Without the pictures, copy all of the data exactly.

START SOURCE DATA

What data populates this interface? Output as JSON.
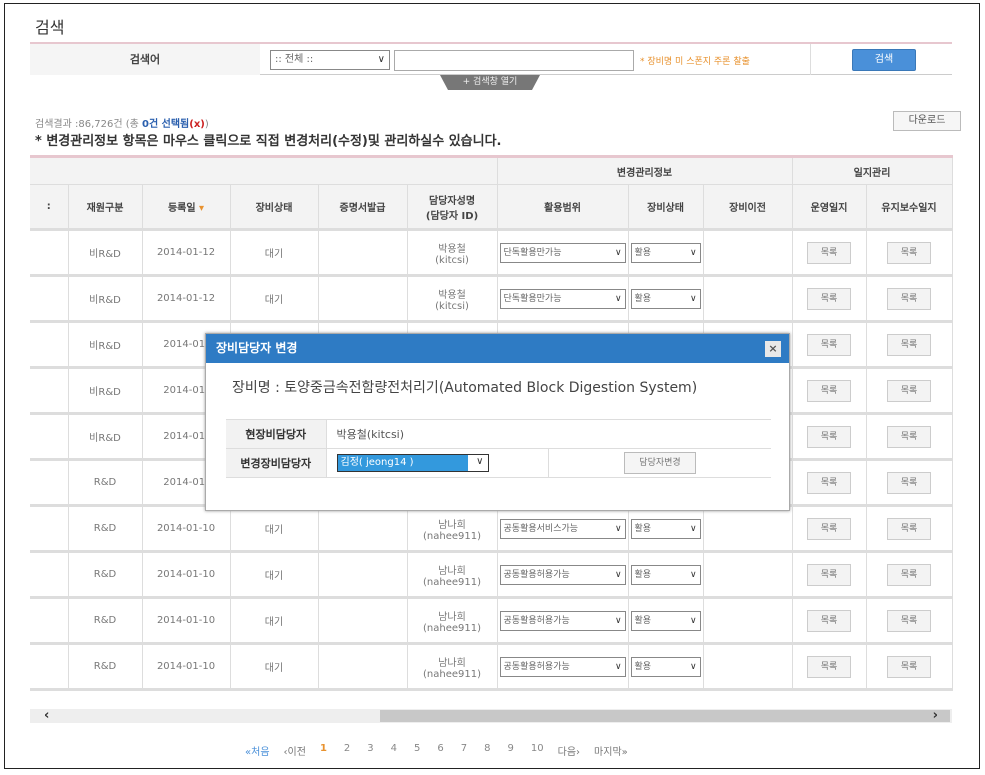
{
  "page_title": "검색",
  "search": {
    "label": "검색어",
    "scope": ":: 전체 ::",
    "value": "",
    "hint": "* 장비명 미 스폰지 주론 찰출",
    "button": "검색",
    "toggle": "+ 검색창 열기"
  },
  "result": {
    "prefix": "검색결과 :86,726건 (총 ",
    "count": "0건 선택됨",
    "x": "(x)",
    "suffix": ")"
  },
  "note": "* 변경관리정보 항목은 마우스 클릭으로 직접 변경처리(수정)및 관리하실수 있습니다.",
  "download": "다운로드",
  "table": {
    "groups": {
      "change": "변경관리정보",
      "log": "일지관리"
    },
    "columns": [
      "재원구분",
      "등록일",
      "장비상태",
      "증명서발급",
      "담당자성명",
      "(담당자 ID)",
      "활용범위",
      "장비상태",
      "장비이전",
      "운영일지",
      "유지보수일지"
    ],
    "sort_icon": "▾",
    "log_button": "목록",
    "rows": [
      {
        "fund": "비R&D",
        "date": "2014-01-12",
        "status": "대기",
        "name": "박용철",
        "id": "(kitcsi)",
        "scope": "단독활용만가능",
        "state": "활용"
      },
      {
        "fund": "비R&D",
        "date": "2014-01-12",
        "status": "대기",
        "name": "박용철",
        "id": "(kitcsi)",
        "scope": "단독활용만가능",
        "state": "활용"
      },
      {
        "fund": "비R&D",
        "date": "2014-01-",
        "status": "",
        "name": "",
        "id": "",
        "scope": "",
        "state": ""
      },
      {
        "fund": "비R&D",
        "date": "2014-01-",
        "status": "",
        "name": "",
        "id": "",
        "scope": "",
        "state": ""
      },
      {
        "fund": "비R&D",
        "date": "2014-01-",
        "status": "",
        "name": "",
        "id": "",
        "scope": "",
        "state": ""
      },
      {
        "fund": "R&D",
        "date": "2014-01-",
        "status": "",
        "name": "",
        "id": "",
        "scope": "",
        "state": ""
      },
      {
        "fund": "R&D",
        "date": "2014-01-10",
        "status": "대기",
        "name": "남나희",
        "id": "(nahee911)",
        "scope": "공동활용서비스가능",
        "state": "활용"
      },
      {
        "fund": "R&D",
        "date": "2014-01-10",
        "status": "대기",
        "name": "남나희",
        "id": "(nahee911)",
        "scope": "공동활용허용가능",
        "state": "활용"
      },
      {
        "fund": "R&D",
        "date": "2014-01-10",
        "status": "대기",
        "name": "남나희",
        "id": "(nahee911)",
        "scope": "공동활용허용가능",
        "state": "활용"
      },
      {
        "fund": "R&D",
        "date": "2014-01-10",
        "status": "대기",
        "name": "남나희",
        "id": "(nahee911)",
        "scope": "공동활용허용가능",
        "state": "활용"
      }
    ]
  },
  "pager": {
    "first": "«처음",
    "prev": "‹이전",
    "pages": [
      "1",
      "2",
      "3",
      "4",
      "5",
      "6",
      "7",
      "8",
      "9",
      "10"
    ],
    "current": "1",
    "next": "다음›",
    "last": "마지막»"
  },
  "modal": {
    "title": "장비담당자 변경",
    "close": "×",
    "equip_name": "장비명 : 토양중금속전함량전처리기(Automated Block Digestion System)",
    "current_label": "현장비담당자",
    "current_value": "박용철(kitcsi)",
    "new_label": "변경장비담당자",
    "new_value": "김정( jeong14 )",
    "change_button": "담당자변경"
  },
  "colors": {
    "accent": "#2e7bc4",
    "button": "#4a90d9",
    "hint": "#e8922f",
    "header_border": "#e7c7cf"
  }
}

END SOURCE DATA

FINISHED TASK:
What data populates this interface? Output as JSON.
{
  "page_title": "검색",
  "search": {
    "label": "검색어",
    "scope": ":: 전체 ::",
    "value": "",
    "hint": "* 장비명 미 스폰지 주론 찰출",
    "button": "검색",
    "toggle": "+ 검색창 열기"
  },
  "result": {
    "prefix": "검색결과 :86,726건 (총 ",
    "count": "0건 선택됨",
    "x": "(x)",
    "suffix": ")"
  },
  "note": "* 변경관리정보 항목은 마우스 클릭으로 직접 변경처리(수정)및 관리하실수 있습니다.",
  "download": "다운로드",
  "table": {
    "groups": {
      "change": "변경관리정보",
      "log": "일지관리"
    },
    "columns": [
      "재원구분",
      "등록일",
      "장비상태",
      "증명서발급",
      "담당자성명",
      "(담당자 ID)",
      "활용범위",
      "장비상태",
      "장비이전",
      "운영일지",
      "유지보수일지"
    ],
    "sort_icon": "▾",
    "log_button": "목록",
    "rows": [
      {
        "fund": "비R&D",
        "date": "2014-01-12",
        "status": "대기",
        "name": "박용철",
        "id": "(kitcsi)",
        "scope": "단독활용만가능",
        "state": "활용"
      },
      {
        "fund": "비R&D",
        "date": "2014-01-12",
        "status": "대기",
        "name": "박용철",
        "id": "(kitcsi)",
        "scope": "단독활용만가능",
        "state": "활용"
      },
      {
        "fund": "비R&D",
        "date": "2014-01-",
        "status": "",
        "name": "",
        "id": "",
        "scope": "",
        "state": ""
      },
      {
        "fund": "비R&D",
        "date": "2014-01-",
        "status": "",
        "name": "",
        "id": "",
        "scope": "",
        "state": ""
      },
      {
        "fund": "비R&D",
        "date": "2014-01-",
        "status": "",
        "name": "",
        "id": "",
        "scope": "",
        "state": ""
      },
      {
        "fund": "R&D",
        "date": "2014-01-",
        "status": "",
        "name": "",
        "id": "",
        "scope": "",
        "state": ""
      },
      {
        "fund": "R&D",
        "date": "2014-01-10",
        "status": "대기",
        "name": "남나희",
        "id": "(nahee911)",
        "scope": "공동활용서비스가능",
        "state": "활용"
      },
      {
        "fund": "R&D",
        "date": "2014-01-10",
        "status": "대기",
        "name": "남나희",
        "id": "(nahee911)",
        "scope": "공동활용허용가능",
        "state": "활용"
      },
      {
        "fund": "R&D",
        "date": "2014-01-10",
        "status": "대기",
        "name": "남나희",
        "id": "(nahee911)",
        "scope": "공동활용허용가능",
        "state": "활용"
      },
      {
        "fund": "R&D",
        "date": "2014-01-10",
        "status": "대기",
        "name": "남나희",
        "id": "(nahee911)",
        "scope": "공동활용허용가능",
        "state": "활용"
      }
    ]
  },
  "pager": {
    "first": "«처음",
    "prev": "‹이전",
    "pages": [
      "1",
      "2",
      "3",
      "4",
      "5",
      "6",
      "7",
      "8",
      "9",
      "10"
    ],
    "current": "1",
    "next": "다음›",
    "last": "마지막»"
  },
  "modal": {
    "title": "장비담당자 변경",
    "close": "×",
    "equip_name": "장비명 : 토양중금속전함량전처리기(Automated Block Digestion System)",
    "current_label": "현장비담당자",
    "current_value": "박용철(kitcsi)",
    "new_label": "변경장비담당자",
    "new_value": "김정( jeong14 )",
    "change_button": "담당자변경"
  },
  "colors": {
    "accent": "#2e7bc4",
    "button": "#4a90d9",
    "hint": "#e8922f",
    "header_border": "#e7c7cf"
  }
}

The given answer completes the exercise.